◆ **Work order**: What is needed is the full listing written out exactly, minus the pictures.

◆ **Study material**:
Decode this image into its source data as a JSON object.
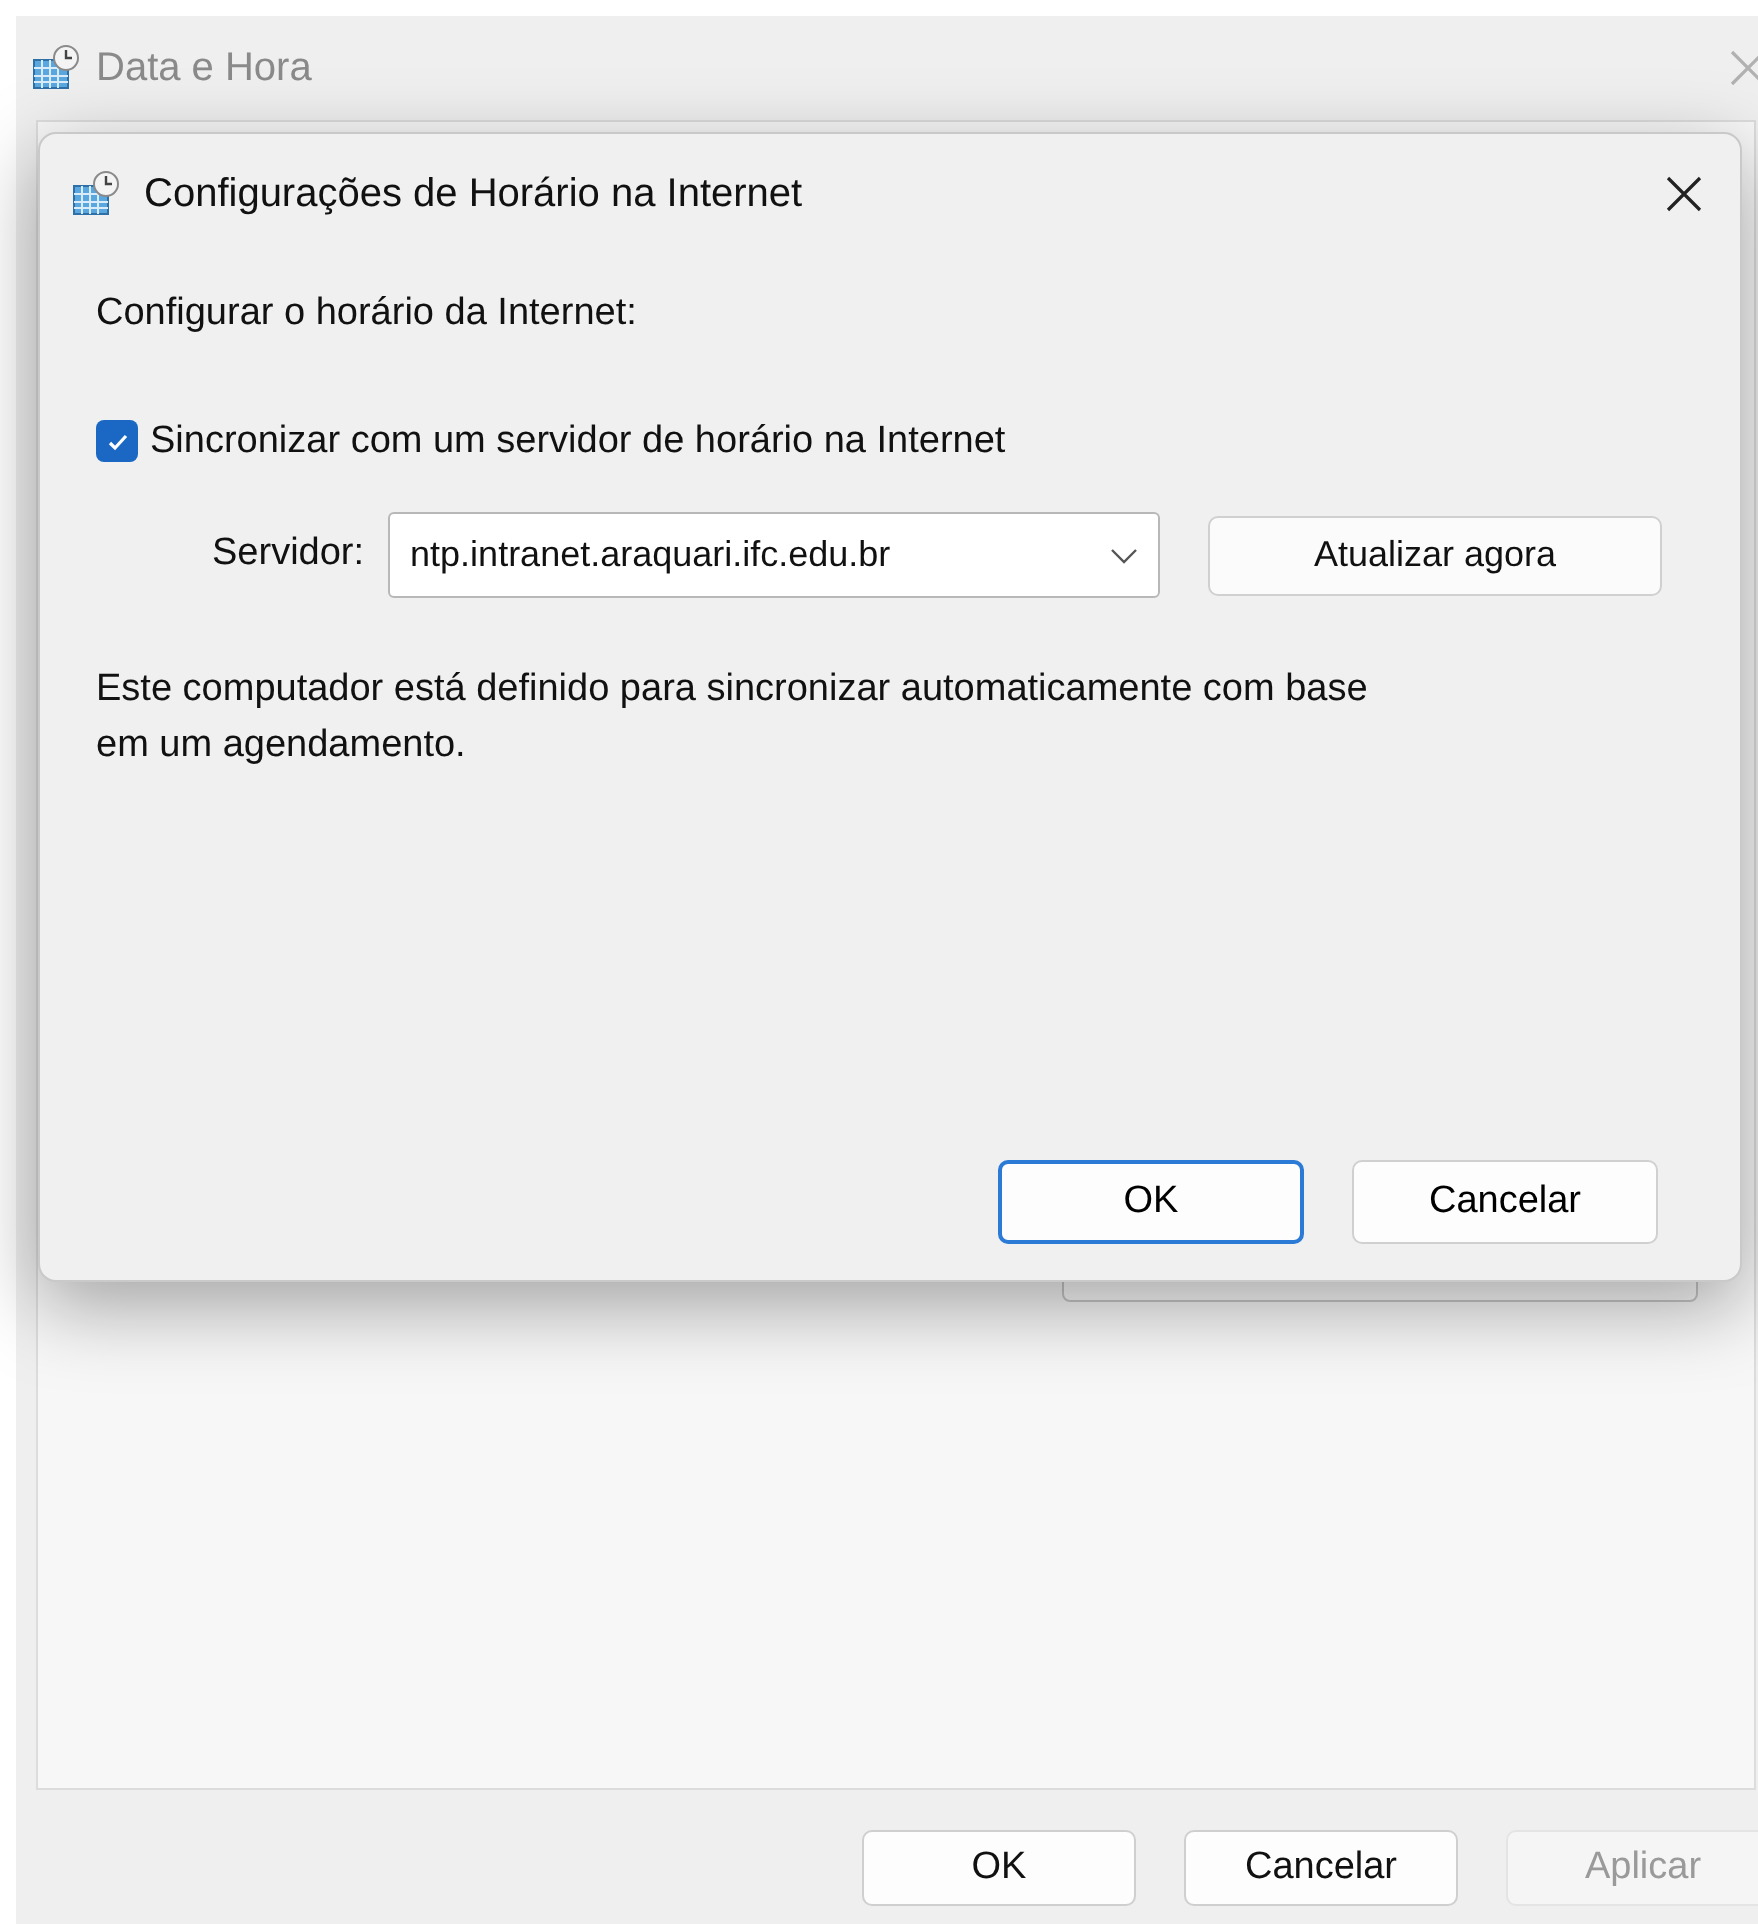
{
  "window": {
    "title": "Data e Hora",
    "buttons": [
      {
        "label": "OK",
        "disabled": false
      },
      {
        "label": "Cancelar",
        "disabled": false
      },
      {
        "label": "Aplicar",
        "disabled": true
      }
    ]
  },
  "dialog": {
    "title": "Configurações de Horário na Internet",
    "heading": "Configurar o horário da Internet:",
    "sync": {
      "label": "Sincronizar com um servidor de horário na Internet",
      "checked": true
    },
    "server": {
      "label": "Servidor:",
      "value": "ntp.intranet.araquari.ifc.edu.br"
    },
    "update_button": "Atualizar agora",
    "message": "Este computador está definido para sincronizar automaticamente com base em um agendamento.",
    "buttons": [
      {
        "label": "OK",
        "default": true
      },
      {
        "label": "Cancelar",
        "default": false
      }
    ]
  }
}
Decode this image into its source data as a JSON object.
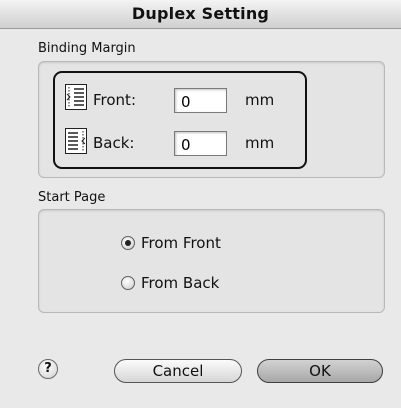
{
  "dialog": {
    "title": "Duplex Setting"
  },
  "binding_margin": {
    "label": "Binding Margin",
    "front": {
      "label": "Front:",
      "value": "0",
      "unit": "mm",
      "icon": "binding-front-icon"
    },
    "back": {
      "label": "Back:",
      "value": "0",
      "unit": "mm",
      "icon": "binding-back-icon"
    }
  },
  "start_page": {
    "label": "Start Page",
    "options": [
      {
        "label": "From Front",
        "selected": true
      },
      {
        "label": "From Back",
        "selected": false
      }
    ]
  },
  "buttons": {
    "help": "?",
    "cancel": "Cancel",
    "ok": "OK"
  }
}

◆ **Problem solution**:
Decode this image into its source data as a JSON object.
{
  "window": {
    "title": "Data e Hora",
    "buttons": [
      {
        "label": "OK",
        "disabled": false
      },
      {
        "label": "Cancelar",
        "disabled": false
      },
      {
        "label": "Aplicar",
        "disabled": true
      }
    ]
  },
  "dialog": {
    "title": "Configurações de Horário na Internet",
    "heading": "Configurar o horário da Internet:",
    "sync": {
      "label": "Sincronizar com um servidor de horário na Internet",
      "checked": true
    },
    "server": {
      "label": "Servidor:",
      "value": "ntp.intranet.araquari.ifc.edu.br"
    },
    "update_button": "Atualizar agora",
    "message": "Este computador está definido para sincronizar automaticamente com base em um agendamento.",
    "buttons": [
      {
        "label": "OK",
        "default": true
      },
      {
        "label": "Cancelar",
        "default": false
      }
    ]
  }
}
Decode this image into its source data as a JSON object.
{
  "dialog": {
    "title": "Duplex Setting"
  },
  "binding_margin": {
    "label": "Binding Margin",
    "front": {
      "label": "Front:",
      "value": "0",
      "unit": "mm",
      "icon": "binding-front-icon"
    },
    "back": {
      "label": "Back:",
      "value": "0",
      "unit": "mm",
      "icon": "binding-back-icon"
    }
  },
  "start_page": {
    "label": "Start Page",
    "options": [
      {
        "label": "From Front",
        "selected": true
      },
      {
        "label": "From Back",
        "selected": false
      }
    ]
  },
  "buttons": {
    "help": "?",
    "cancel": "Cancel",
    "ok": "OK"
  }
}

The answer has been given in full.